    Estimated delivery 3-5 days
  • £80.00

    St. Magnus - Kenneth Downie

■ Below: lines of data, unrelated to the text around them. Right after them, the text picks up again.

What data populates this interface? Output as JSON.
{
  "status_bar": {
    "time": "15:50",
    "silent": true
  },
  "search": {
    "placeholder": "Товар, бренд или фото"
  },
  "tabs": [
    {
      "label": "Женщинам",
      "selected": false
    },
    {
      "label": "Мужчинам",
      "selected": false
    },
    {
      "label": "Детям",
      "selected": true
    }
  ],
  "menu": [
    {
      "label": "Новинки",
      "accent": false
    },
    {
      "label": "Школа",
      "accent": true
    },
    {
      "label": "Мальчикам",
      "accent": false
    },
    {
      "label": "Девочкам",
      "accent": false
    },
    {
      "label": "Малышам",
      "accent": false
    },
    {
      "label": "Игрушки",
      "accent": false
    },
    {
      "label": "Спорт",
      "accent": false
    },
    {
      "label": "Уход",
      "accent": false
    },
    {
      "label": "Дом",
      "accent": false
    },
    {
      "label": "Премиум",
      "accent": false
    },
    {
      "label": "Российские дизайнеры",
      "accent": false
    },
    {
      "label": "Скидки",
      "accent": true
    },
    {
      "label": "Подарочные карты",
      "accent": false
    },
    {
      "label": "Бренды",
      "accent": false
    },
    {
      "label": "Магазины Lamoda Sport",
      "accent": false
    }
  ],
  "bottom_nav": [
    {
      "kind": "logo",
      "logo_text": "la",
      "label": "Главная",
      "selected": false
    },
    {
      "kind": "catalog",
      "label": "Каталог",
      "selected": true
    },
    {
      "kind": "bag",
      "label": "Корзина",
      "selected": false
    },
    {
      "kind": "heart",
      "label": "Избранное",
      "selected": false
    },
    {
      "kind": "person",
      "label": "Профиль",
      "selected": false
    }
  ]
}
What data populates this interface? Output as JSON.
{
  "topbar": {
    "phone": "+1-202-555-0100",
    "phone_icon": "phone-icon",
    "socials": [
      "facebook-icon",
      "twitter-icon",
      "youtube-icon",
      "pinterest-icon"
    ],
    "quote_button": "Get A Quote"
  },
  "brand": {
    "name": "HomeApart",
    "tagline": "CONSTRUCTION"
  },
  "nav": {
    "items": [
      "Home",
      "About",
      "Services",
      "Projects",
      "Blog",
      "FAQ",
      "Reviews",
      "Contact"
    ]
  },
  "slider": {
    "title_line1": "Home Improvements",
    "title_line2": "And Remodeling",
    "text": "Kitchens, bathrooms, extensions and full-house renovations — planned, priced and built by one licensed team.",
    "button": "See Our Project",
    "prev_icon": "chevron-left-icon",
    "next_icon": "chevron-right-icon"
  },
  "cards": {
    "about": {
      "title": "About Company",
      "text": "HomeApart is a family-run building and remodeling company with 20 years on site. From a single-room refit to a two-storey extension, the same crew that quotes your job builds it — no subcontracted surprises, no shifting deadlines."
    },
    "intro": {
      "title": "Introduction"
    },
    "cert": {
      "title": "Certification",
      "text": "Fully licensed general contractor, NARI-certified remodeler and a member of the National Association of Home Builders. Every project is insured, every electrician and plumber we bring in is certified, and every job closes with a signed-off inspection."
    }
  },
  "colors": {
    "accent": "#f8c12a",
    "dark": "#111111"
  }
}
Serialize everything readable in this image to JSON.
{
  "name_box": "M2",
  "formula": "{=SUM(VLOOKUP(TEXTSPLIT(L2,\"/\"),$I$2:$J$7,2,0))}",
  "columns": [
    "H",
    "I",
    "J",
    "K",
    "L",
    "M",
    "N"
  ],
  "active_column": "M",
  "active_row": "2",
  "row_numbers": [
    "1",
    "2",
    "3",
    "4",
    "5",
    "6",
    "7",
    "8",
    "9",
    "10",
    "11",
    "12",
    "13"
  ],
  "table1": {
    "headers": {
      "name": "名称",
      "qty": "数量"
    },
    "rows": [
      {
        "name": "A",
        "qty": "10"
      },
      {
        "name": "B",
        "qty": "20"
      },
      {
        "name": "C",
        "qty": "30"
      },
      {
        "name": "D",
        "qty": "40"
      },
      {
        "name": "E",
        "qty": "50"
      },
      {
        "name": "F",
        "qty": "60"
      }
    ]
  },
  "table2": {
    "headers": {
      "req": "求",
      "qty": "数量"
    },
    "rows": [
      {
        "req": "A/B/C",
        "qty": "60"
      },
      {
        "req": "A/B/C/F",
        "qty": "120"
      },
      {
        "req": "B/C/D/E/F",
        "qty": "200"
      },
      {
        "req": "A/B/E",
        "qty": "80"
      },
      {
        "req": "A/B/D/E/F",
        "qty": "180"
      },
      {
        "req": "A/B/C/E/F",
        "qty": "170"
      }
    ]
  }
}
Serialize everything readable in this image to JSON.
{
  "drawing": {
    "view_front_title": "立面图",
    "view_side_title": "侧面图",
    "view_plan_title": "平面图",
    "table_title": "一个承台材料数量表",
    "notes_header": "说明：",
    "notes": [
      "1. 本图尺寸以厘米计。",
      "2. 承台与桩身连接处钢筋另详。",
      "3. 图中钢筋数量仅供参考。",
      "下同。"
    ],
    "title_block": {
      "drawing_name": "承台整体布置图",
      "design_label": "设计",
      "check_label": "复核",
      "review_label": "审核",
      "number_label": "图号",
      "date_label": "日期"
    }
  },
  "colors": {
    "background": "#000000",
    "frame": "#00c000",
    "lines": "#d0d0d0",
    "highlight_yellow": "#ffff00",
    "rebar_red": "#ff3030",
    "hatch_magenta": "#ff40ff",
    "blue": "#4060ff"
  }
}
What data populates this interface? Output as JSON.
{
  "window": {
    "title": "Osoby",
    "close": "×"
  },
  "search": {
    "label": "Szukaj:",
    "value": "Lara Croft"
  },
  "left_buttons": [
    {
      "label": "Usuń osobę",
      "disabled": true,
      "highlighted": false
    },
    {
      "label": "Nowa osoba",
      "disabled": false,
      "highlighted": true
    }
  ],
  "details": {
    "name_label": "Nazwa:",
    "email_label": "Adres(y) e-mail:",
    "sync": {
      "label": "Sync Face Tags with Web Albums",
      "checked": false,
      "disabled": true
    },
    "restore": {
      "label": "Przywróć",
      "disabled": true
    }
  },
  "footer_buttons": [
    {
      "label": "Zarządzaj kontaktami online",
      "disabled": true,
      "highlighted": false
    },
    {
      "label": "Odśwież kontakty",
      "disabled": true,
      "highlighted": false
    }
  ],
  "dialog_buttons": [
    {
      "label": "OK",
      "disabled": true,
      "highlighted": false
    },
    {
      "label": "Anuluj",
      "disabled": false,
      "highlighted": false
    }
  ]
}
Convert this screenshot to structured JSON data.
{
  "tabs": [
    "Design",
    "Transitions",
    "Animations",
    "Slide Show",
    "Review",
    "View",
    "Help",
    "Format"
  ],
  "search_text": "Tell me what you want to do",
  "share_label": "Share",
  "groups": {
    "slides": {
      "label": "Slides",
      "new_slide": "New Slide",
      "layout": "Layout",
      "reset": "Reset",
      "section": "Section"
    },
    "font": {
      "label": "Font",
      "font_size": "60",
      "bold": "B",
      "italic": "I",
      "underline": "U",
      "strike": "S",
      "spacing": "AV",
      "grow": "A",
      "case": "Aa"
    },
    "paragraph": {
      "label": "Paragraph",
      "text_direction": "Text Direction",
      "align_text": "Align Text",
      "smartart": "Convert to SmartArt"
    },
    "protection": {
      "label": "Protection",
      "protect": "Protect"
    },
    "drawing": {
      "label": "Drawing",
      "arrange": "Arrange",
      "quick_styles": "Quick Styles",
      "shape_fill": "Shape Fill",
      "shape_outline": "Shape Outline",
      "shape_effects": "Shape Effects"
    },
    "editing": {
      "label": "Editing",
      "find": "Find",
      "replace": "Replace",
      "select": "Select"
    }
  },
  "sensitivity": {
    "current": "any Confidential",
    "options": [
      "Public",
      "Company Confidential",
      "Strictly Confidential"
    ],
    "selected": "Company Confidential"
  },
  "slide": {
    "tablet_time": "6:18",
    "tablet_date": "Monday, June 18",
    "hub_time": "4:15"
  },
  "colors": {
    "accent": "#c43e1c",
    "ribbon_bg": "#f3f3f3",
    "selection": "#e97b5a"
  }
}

    Dedicated to Alastair Massey, an inspirational music teacher. Commissioned by the Scottish Brass Band Association for the 2004 European Brass Band Championships in Glasgow. This music is a set of variations on the tune known as St Magnus, which is attributed to Jeremiah Clarke. Most people will associate it with Thomas Kelly's hymn which begins: "The Head that once was crowned with thorns is crowned with glory now". The tune is very simple, consisting of just two, four-bar phrases. Neither is there much in the way of rhythmic variety, every note being a crotchet with the exception of two quavers, and the last note in each phrase. Within such a simple structure, however, lies considerable strength. THEME The listener is given the opportunity of hearing it twice, in full, at the beginning, starting with one player but soon taken up by the full ensemble. It returns in the middle of the music and is stated again near the end. This has been done quite deliberately in the hope that there will be an appreciation of what material is being developed, by the listener as well as by those with access to the score, who are able to see the visual connections. VARIATION 1 This takes the rhythm of the last part of the theme and also uses the shape of the opening as a recurring figure. The mood is whimsical and skittish, with short, teasing rhythmic figures tossed around the band, and quick interplay with percussion, at a fast tempo. An energetic flourish finishes this variation before the Andante espress. VARIATION 2 This commences with chords related to the opening of Variation 1. The cantabile on solo comets establishes a new, lyrical mood and there is scope for expressive playing in a series of short solo passages. The theme works its way unobtrusively into the texture before a reprise of the solo cornet melody and some more lyrical interchanges between Eb bass, euphonium, flugel horn and comets. The variation ends serenely with clear references to the last phrase of the theme. VARIATION 3 The first idea to dominate is clearly linked to the shape of the theme's first phrase. There is a frenetic feel to much of this variation, with considerable energy and instability created by extensive use of cross-rhythms. A thinning-out of the score marks a clear change to development of the start of the second phrase of the theme. This proves to be short-lived however, and the opening material returns leading to a restatement of the theme, "Maestoso," after which a euphonium cadenza links to Variation 4. VARIATION 4 Here we have some solos for euphonium, cornet, trombone and Eb bass set against a background of horns and baritones presenting a pensive statement of the theme's opening. VARIATION 5 This commences Allegro, with lively work for cornet and euphonium spreading to the whole band before attention focuses on the beginning of the second phrase of the theme which is initially presented in diminution, then in regular rhythm, then in inversion. An increase in tempo coupled with a decrease in volume, requires dexterity and control, with several metrical challenges thrown in for good measure. The same fragment of phrase becomes an ostinato which generates a frenzied climax, punctuated by short, dramatic silence, before the opening figure returns and the music gradually winds down. The tubular bells herald the final return of the theme, in augmentation, marking the start of the Finale. FINALE This features the running semiquavers of the previous variation sounding in counterpoint. A fast, furious coda speeds the work to a conclusion while references to the opening of the theme are still trying to break into the texture of the music. Kenneth Downie

    Estimated delivery 5-10 working days